Element data from apps and pages:
-*-

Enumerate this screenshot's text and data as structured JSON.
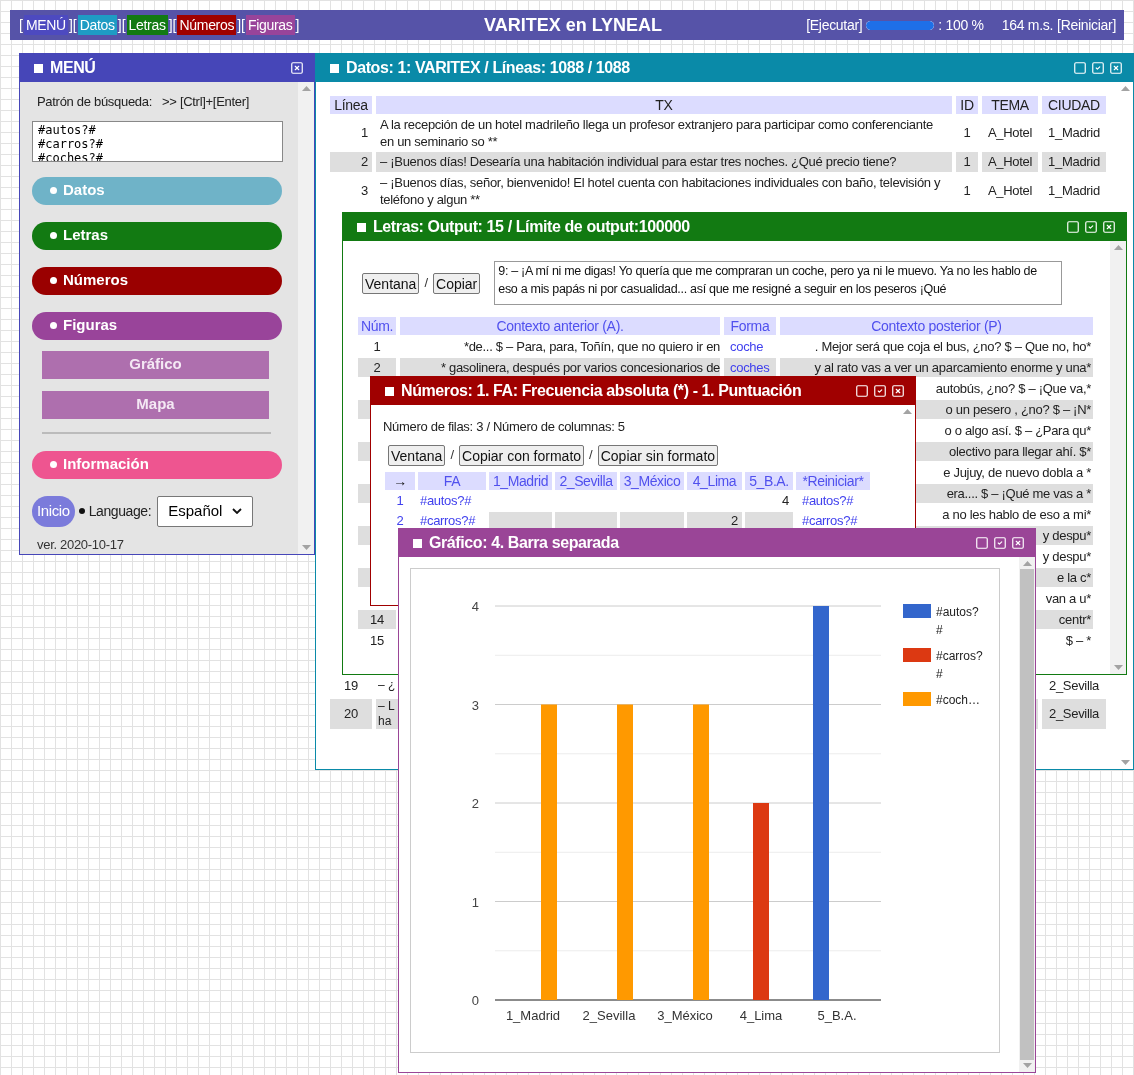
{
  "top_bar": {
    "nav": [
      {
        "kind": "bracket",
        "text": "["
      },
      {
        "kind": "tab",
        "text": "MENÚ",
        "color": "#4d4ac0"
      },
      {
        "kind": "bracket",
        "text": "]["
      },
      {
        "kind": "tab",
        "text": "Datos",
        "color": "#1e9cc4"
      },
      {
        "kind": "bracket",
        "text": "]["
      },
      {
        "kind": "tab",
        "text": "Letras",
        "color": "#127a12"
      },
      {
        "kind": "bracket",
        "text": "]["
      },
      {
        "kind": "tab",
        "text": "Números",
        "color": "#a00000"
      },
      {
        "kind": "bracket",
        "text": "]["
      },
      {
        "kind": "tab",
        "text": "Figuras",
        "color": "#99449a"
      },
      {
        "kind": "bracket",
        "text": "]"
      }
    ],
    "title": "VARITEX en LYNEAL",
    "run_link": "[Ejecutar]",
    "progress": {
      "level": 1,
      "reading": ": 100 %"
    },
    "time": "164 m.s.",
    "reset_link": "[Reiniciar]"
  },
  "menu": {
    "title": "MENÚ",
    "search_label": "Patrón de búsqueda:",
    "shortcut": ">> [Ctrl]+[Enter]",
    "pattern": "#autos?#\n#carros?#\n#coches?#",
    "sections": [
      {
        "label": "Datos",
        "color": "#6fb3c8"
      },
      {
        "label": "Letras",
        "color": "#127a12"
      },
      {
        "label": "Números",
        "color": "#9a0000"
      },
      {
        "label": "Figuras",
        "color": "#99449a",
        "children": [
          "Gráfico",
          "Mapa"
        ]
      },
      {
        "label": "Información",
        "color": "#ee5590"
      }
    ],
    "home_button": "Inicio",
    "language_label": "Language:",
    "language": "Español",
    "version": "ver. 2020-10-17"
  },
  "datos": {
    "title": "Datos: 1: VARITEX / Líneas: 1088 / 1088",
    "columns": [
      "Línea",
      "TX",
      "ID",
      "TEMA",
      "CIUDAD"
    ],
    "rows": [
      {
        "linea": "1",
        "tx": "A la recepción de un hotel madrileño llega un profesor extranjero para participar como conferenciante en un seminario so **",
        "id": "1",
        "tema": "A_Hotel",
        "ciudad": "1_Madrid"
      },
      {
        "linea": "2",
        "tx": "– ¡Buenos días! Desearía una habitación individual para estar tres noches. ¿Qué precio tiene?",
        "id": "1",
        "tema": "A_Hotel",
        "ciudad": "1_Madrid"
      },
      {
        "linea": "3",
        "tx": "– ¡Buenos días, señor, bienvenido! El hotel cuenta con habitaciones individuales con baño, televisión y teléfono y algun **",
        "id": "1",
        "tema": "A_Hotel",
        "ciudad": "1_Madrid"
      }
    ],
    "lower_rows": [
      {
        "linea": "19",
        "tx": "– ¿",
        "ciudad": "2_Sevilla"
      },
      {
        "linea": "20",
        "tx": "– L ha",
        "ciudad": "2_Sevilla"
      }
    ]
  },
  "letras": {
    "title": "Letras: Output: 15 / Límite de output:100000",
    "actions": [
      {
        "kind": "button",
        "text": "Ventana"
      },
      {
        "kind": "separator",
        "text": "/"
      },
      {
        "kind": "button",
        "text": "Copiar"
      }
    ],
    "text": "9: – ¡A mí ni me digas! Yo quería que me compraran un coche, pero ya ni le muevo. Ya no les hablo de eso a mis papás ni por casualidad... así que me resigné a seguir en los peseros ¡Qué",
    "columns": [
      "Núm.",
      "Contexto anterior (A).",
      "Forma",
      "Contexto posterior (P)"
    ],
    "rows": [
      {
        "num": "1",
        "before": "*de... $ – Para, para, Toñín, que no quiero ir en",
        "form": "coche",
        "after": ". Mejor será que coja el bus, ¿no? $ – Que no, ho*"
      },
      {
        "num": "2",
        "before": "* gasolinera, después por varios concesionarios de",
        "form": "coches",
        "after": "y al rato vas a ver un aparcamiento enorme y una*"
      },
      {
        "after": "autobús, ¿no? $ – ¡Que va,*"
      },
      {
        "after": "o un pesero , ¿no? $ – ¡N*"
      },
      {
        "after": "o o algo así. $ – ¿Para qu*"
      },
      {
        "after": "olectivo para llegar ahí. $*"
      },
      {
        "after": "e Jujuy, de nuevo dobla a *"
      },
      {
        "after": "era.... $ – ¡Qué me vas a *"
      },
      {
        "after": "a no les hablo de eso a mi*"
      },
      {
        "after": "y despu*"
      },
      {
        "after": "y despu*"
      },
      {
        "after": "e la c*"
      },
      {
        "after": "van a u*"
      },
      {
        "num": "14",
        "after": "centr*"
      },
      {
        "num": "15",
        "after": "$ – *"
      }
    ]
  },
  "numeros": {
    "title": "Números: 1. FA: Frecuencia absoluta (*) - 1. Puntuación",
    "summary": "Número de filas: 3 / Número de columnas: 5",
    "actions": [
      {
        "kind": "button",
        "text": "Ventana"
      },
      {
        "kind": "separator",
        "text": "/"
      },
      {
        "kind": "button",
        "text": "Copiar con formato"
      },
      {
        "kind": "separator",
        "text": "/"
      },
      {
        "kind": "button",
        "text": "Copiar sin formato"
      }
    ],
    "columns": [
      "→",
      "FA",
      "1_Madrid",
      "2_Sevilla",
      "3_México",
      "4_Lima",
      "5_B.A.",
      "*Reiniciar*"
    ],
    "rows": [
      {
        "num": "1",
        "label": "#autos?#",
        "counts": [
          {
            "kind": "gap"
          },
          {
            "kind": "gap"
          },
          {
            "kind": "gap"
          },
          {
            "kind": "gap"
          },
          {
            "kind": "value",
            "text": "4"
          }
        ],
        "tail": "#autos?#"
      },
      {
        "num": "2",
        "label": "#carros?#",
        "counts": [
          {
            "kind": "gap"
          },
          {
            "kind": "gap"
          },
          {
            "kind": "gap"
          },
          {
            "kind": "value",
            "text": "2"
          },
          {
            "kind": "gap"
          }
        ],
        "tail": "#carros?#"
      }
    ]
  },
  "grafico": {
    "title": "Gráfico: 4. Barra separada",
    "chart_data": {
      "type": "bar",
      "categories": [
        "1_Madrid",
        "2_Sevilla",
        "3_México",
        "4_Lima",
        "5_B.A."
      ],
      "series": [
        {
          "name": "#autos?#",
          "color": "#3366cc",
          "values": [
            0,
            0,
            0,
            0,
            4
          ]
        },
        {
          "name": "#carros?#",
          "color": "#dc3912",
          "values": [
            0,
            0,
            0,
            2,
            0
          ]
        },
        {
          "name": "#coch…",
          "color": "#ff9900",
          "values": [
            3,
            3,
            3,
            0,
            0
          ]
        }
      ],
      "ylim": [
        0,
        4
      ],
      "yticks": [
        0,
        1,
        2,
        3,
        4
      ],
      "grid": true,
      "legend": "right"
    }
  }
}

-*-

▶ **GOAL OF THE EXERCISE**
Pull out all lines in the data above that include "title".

▶ **OUTPUT OF THE TASK**
    "title": "VARITEX en LYNEAL",
    "title": "MENÚ",
    "title": "Datos: 1: VARITEX / Líneas: 1088 / 1088",
    "title": "Letras: Output: 15 / Límite de output:100000",
    "title": "Números: 1. FA: Frecuencia absoluta (*) - 1. Puntuación",
    "title": "Gráfico: 4. Barra separada",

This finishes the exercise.